# [Work required]
Your answer should consist of the lines in the data below that contain "UPTREND".

[Data about app and page elements]

<<<<

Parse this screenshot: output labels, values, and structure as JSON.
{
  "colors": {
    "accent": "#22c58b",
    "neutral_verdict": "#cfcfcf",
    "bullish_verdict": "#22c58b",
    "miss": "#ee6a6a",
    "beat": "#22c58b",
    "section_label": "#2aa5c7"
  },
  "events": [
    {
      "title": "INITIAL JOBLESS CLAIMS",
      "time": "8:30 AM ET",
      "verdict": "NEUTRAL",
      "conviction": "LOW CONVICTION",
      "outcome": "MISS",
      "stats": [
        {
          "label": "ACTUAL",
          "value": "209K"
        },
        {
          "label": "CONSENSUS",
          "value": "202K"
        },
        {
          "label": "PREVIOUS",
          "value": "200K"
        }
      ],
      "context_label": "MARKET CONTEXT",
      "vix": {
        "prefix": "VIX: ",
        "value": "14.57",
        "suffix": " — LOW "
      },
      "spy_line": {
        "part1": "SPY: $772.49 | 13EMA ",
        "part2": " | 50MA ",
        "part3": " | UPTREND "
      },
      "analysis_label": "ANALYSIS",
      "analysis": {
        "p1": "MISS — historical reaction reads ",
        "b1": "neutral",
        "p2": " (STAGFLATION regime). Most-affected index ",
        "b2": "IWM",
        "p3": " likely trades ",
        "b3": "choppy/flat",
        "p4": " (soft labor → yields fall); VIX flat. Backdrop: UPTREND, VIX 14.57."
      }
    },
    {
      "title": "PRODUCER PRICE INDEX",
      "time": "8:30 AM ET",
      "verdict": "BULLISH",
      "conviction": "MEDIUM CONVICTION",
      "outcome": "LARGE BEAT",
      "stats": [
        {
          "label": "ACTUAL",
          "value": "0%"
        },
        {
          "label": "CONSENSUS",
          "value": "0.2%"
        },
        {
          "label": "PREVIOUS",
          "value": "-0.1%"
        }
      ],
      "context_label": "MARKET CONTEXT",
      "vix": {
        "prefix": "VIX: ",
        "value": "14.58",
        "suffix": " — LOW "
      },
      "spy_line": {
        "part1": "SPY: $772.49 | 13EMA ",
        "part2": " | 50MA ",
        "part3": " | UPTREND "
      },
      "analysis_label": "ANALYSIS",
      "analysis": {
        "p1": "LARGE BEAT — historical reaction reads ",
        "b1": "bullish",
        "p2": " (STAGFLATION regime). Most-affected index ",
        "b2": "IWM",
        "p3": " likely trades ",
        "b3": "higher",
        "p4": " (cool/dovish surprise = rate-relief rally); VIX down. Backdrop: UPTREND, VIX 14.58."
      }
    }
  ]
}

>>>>

# [Solution to the exercise]
        "part3": " | UPTREND "
        "p4": " (soft labor → yields fall); VIX flat. Backdrop: UPTREND, VIX 14.57."
        "part3": " | UPTREND "
        "p4": " (cool/dovish surprise = rate-relief rally); VIX down. Backdrop: UPTREND, VIX 14.58."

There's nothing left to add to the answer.